let mime = neo_mime::TEXT_PLAIN;
match (mime.type_(), mime.subtype()) {
    (neo_mime::TEXT, neo_mime::PLAIN) => println!("plain text!"),
    (neo_mime::TEXT, _) => println!("structured text"),
    _ => println!("not text"),
}

Using Media Ranges for matching

MediaRanges are often used by agents to declare a "range" of media types that they can understand. A common place to find these is Accept HTTP header, perhaps like this:

GET /index.html HTTP/1.1
Accept: text/html, text/*

These can be parsed as MediaRanges, and then used to check if any of the MediaTypes you have would satisfy them.

match neo_mime::MediaRange::parse("text/*") {
    Ok(range) => {
        // There's a couple constants in case you don't need parsing...
        assert_eq!(range, neo_mime::TEXT_STAR);

        // "text/plain" is a match
        assert!(range.matches(&neo_mime::TEXT_PLAIN));

        // "application/json" is NOT
        assert!(!range.matches(&neo_mime::APPLICATION_JSON));

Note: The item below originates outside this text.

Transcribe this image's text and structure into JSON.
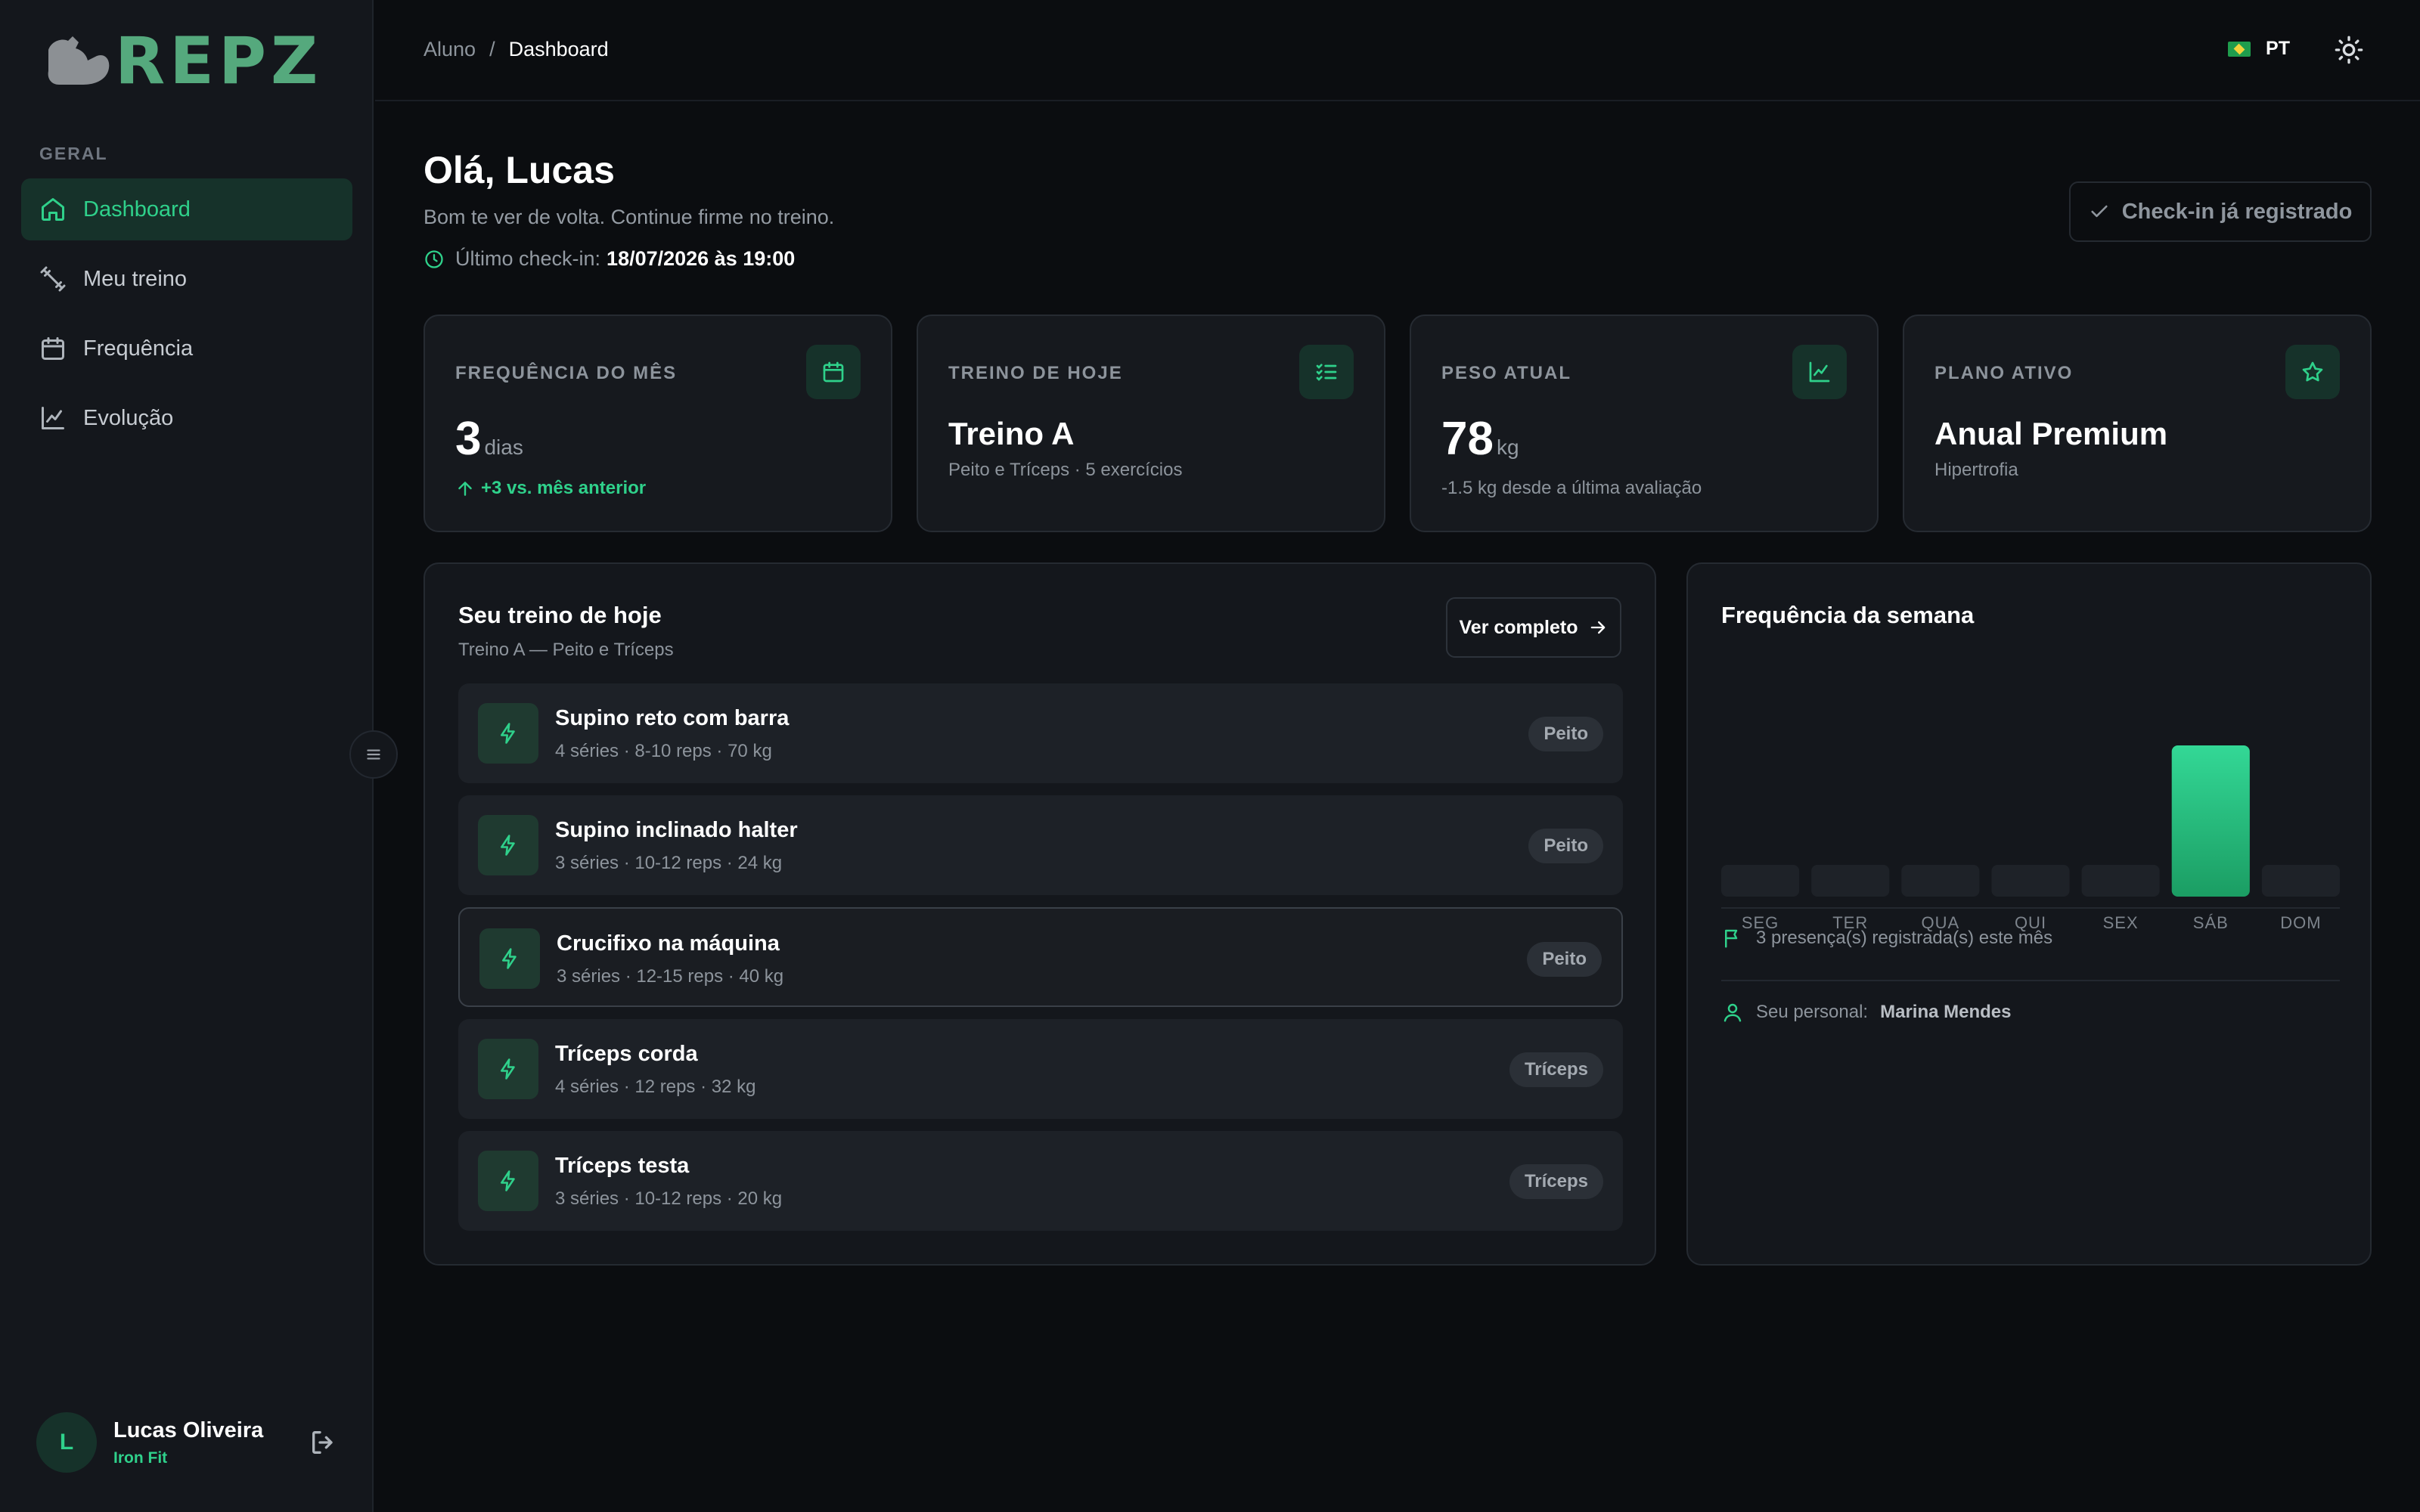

    },
    Err(err) => panic!("that's a bad range: {}", err),
}

Dependencies

~92–250KB